Carb detox diets either limit or entirely eliminate carbohydrate-containing foods such as bread, rice, pasta, fruits and vegetables, in favor of fats and protein. While low-carb diets like the Atkins plan are intended for weight loss, detox diets promise to give the body a rest from the hard work of digestion and restore equilibrium to your system.
Detox diet advocates believe that the body is under constant attack from environmental toxins such as preservatives, dyes, artificial sweeteners and flavorings, alcohol and sugar. Detoxes afford the body the opportunity to cleanse itself of these pollutants to restore its natural equilibrium. While proponents of carb detox diets are correct in stating that Americans do consume too many highly processed foods, they are wrong in believing the body is unable to handle the challenge.

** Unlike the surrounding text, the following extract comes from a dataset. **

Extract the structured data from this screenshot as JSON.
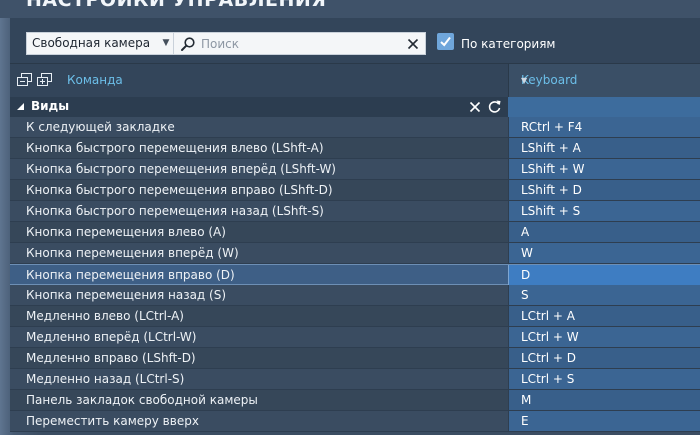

The human body already has an elaborate system in place for eliminating harmful toxins. Your liver, kidneys and gastrointestinal tract are all designed to prevent dangerous substances from damaging your tissues while promoting the absorption of vitamins, minerals and other nutrients. There is no evidence to suggest that this system needs any additional assistance, and in fact, eliminating carbohydrates from your diet may do more harm than good.
Carbohydrates are your body's main energy supply. When you consume a carbohydrate, your body converts the food into sugar. As your blood sugar rises, so does the level of a hormone called insulin. Insulin promotes the uptake of sugar into cells, where it is used for energy. While highly processed and refined carbohydrates are obviously unhealthy, others are essential for good health. In addition to being the main energy supplier, carbohydrates such as whole grains, fruit and vegetables are an important source of vitamins, minerals, fiber and other nutrients.
Instead of going on a total carb detox, evaluate your current diet. Are you consuming large quantities of sugary beverages and treats? Do you choose whole-grain bread or white flour pastries? Rather than eliminate carbohydrates from your diet entirely, choose your carbs wisely. Make whole grains, fresh fruits and vegetables and beans the staples of your diet and reserve cakes, cookies, refined flour breads, sugary sodas and fruit juice for an occasional treat. Consult your physician or nutritionist before making any dramatic changes to your diet.
Carolyn Robbins began writing in 2006. Her work appears on various websites and covers various topics including neuroscience, physiology, nutrition and fitness. Robbins graduated with a bachelor of science degree in biology and theology from Saint Vincent College.